The second module is the value-based audit, which is carried out at the group finance level before being rolled out as a process in the companies. This module essentially comprises two parts: value-based goal setting and the investment-management process.

Value-based goal setting provides the framework to measure the gap between the fair value of the enterprise and the projected business plan of a company. This framework can help the company's management evolve its own options to bridge the performance gap and to increase the net present value (NPV) of the company. Options to increase the value can range from cost reduction, improvement in operating efficiency and rationalisation of business portfolio, to the acquisition of businesses to grow inorganically. The framework is capable of panning out a year-by-year gap in NPV, based on the business plan.

The investment-management process in the EVA framework will provide robustness to the capital-allocation decision and foster accountability for capital invested in the business. "Once the above processes are rolled out to the group companies, the senior management will be able to improve their quality of decision making by using these sophisticated analytical tools," says Mr Chatterjee.

The third module is measurement and management, the core of the EVA framework. During this phase, the measurement framework and the EVA drivers analyses is taken down to the business unit level of the company. The operating managers of the company get involved in cascading EVA consciousness across the organisation. The company starts inculcating value creation as a "way of life" across the decision-making process in the company.

Downgrading centralisation
Delegation of responsibility is an important aspect of EVA. As Mr Gandhok puts it, managers should be empowered to make economically optimising decisions, and to face the consequences of those decisions. The top management should encourage this empowerment.

However, the degree of decentralisation depends on the frequency of decisions of strategic import taking place at the lower levels. "In an organisation like Indian Hotels, where strategic decisions are made deeper down the organisation, it makes sense to cascade [decision making] all the way down," Mr Gandhok points out. "In an organisation like Tata Steel, where strategic decisions are not often made at the lower levels, it is not necessary to cascade."

The Tata group is decentralising with gusto. Training programmes are underway for school managers. The training has already started paying off. In Tata Tea, for example, managers are using EVA to decide on the optimal pruning pattern for winter months. It is expected that the companies undertaking the project will be able to take the EVA framework down to its desired level by the end of project implementation in May 2003.

The group's commitment to empower is appreciated by Mr Gandhok, who finds the top management amenable to the idea of delegating responsibility. He contrasts this with the strict demarcation between the decision makers and the executors that exists in most Indian enterprises today, a trend that is responsible for making these companies less global than their American counterparts.

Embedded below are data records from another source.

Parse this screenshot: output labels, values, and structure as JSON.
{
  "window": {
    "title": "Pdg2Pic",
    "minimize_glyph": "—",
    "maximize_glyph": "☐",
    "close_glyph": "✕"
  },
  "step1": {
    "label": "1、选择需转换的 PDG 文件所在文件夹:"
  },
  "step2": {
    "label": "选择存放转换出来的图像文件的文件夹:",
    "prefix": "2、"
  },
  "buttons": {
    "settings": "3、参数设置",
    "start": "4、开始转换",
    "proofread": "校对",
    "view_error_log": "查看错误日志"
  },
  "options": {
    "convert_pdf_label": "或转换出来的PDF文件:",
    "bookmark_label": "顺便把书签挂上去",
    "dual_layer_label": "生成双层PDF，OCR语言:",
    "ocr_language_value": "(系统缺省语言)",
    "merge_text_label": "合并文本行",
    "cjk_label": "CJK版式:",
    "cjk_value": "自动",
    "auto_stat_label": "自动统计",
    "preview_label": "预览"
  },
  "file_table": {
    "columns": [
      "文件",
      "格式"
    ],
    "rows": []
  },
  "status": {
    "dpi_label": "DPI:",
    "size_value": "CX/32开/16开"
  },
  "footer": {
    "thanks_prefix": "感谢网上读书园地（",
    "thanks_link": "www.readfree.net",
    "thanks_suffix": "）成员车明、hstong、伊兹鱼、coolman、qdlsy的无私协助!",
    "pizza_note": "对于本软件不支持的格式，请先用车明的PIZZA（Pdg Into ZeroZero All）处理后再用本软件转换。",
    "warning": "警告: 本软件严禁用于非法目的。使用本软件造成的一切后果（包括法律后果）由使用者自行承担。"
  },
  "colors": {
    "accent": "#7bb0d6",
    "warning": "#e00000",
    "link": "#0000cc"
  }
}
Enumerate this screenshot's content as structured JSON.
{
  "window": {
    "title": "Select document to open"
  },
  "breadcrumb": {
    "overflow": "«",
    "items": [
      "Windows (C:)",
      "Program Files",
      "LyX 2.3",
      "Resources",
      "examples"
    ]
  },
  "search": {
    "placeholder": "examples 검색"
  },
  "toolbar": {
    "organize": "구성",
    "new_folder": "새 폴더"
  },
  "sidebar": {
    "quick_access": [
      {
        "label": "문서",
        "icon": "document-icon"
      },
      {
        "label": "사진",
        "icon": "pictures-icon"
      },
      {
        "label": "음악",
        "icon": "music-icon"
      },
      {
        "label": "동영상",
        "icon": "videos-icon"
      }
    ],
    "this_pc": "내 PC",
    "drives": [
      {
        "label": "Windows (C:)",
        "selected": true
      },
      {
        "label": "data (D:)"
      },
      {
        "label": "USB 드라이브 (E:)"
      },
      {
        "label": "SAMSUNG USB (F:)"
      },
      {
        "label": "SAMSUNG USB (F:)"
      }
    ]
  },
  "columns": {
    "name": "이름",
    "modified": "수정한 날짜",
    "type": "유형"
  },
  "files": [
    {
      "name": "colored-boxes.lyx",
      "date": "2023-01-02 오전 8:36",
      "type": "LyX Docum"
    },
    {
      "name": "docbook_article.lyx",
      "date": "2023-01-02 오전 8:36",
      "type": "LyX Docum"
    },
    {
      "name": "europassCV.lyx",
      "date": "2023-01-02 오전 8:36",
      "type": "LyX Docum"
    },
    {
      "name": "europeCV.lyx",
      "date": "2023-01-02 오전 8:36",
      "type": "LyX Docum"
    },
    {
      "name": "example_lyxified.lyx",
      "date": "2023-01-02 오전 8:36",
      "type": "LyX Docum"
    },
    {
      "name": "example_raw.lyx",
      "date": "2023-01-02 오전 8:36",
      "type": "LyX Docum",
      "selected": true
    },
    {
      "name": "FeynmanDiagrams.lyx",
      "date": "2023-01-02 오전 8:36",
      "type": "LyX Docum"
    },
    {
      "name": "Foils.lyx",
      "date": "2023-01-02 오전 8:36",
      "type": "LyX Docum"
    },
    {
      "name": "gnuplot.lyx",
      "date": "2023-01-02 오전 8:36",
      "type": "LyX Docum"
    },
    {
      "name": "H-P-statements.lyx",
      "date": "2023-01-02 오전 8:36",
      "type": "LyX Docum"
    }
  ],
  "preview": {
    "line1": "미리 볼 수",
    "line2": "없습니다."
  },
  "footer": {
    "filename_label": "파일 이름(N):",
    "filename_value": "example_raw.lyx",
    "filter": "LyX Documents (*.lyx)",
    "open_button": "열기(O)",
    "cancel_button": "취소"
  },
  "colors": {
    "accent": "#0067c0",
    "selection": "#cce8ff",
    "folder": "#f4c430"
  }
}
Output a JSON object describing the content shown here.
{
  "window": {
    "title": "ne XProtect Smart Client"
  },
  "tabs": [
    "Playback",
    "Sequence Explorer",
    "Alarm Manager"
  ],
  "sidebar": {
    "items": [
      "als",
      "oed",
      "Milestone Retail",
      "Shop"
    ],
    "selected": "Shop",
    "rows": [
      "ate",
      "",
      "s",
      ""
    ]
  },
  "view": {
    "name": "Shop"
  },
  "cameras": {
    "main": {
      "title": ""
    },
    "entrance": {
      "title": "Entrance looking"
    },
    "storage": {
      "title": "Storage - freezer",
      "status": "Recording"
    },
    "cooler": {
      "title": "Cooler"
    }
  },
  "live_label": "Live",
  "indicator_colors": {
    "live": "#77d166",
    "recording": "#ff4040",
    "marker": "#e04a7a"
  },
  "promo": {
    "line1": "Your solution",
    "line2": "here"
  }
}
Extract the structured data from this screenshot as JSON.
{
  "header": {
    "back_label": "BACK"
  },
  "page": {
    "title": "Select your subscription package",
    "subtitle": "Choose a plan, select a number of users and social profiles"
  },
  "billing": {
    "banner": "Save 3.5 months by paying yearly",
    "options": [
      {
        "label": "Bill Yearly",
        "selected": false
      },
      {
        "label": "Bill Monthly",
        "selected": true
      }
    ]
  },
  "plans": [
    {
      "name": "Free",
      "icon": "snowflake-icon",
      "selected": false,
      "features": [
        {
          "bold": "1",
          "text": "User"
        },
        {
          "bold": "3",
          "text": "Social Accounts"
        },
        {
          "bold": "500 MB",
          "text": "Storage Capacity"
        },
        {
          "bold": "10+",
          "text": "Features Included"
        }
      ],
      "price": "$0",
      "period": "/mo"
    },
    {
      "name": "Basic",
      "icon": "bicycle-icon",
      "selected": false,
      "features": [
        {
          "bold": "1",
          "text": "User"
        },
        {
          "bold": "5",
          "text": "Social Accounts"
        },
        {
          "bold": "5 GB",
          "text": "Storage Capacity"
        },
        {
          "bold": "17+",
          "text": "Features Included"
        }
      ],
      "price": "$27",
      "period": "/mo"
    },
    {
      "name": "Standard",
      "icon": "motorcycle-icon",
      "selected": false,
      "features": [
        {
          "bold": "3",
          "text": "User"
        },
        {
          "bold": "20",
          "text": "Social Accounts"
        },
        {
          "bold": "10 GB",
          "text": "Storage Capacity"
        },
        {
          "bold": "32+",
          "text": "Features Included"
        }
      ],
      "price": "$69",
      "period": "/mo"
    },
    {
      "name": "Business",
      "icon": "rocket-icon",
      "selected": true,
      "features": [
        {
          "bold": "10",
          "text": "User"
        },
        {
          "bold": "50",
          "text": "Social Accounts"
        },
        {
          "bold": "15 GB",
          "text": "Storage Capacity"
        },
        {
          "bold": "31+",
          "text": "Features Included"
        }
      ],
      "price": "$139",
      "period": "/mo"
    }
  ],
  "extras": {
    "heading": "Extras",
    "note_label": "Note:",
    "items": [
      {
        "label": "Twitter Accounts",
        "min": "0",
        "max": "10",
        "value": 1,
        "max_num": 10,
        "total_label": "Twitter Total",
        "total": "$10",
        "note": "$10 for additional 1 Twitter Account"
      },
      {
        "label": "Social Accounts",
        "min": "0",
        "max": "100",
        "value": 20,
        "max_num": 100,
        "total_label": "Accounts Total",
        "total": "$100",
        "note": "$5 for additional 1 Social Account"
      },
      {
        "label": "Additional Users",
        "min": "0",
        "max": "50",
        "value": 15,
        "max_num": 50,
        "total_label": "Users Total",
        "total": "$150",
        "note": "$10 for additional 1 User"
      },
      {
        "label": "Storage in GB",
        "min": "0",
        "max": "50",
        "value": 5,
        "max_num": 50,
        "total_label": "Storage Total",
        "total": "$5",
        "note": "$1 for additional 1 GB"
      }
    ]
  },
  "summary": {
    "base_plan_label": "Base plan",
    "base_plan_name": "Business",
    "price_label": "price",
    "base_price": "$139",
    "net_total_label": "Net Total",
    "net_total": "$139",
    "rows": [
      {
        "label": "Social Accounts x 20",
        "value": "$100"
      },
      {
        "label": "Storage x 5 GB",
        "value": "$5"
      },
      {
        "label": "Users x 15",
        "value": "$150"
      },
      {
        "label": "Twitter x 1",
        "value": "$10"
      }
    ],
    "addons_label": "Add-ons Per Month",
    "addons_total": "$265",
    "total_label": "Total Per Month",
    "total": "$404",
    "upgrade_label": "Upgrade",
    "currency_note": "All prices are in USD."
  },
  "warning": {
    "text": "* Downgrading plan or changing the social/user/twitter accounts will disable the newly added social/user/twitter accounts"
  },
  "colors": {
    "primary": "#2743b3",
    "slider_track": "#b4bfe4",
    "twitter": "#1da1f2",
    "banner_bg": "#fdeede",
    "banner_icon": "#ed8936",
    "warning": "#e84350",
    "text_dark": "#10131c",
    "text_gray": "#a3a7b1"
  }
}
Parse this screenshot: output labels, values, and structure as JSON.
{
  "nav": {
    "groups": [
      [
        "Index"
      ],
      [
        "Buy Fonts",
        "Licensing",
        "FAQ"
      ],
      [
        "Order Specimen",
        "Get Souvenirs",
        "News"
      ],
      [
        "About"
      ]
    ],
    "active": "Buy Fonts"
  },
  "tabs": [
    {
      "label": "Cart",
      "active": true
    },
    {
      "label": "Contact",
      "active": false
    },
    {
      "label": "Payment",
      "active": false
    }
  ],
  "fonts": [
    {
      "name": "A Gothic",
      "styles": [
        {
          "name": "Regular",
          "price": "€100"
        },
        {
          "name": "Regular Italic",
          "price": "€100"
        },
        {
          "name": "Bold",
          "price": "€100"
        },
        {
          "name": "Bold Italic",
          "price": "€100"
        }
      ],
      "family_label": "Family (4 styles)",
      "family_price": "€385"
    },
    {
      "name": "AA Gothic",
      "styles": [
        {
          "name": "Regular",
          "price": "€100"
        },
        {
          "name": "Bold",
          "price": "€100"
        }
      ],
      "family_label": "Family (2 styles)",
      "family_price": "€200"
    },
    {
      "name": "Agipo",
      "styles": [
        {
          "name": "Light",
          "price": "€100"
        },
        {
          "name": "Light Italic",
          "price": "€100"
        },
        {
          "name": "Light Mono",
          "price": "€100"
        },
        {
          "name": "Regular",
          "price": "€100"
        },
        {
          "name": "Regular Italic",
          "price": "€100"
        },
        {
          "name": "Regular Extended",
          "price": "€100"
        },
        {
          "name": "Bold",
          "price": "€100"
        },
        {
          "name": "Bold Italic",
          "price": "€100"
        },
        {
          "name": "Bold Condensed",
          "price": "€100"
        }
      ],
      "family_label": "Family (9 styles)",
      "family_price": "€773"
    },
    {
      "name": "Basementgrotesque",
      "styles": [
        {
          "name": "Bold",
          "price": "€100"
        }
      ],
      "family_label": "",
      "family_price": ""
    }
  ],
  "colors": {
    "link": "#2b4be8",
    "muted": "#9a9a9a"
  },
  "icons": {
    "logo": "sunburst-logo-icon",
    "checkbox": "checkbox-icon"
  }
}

While implementing EVA, it is easy to overlook stakeholders and the board of directors, which is responsible for improving the alignment of stakeholders and management. Mr Gandhok underscores this angle. "It is very important that the board reviews the choices the senior management is making for the firm, and monitors the performance of the top management." EVA can achieve this. It can give board members a record of the top teams performance.

The greatest benefit of EVA will be an improvement in the quality of decision making. "Once EVA becomes a way of life in the organisation, there will be an improvement in the quality of decision making within the company, which has to, sooner or later, translate into improved EVA," says Tata Tea's managing director Homi Khusrokhan. EVA improvement will be the natural corollary to better decision making.

Other articles on EVA:

TCS: Double clicking EVA
Tata Steel: Rolling Out EVA
Tata Tea: EVA in a teacup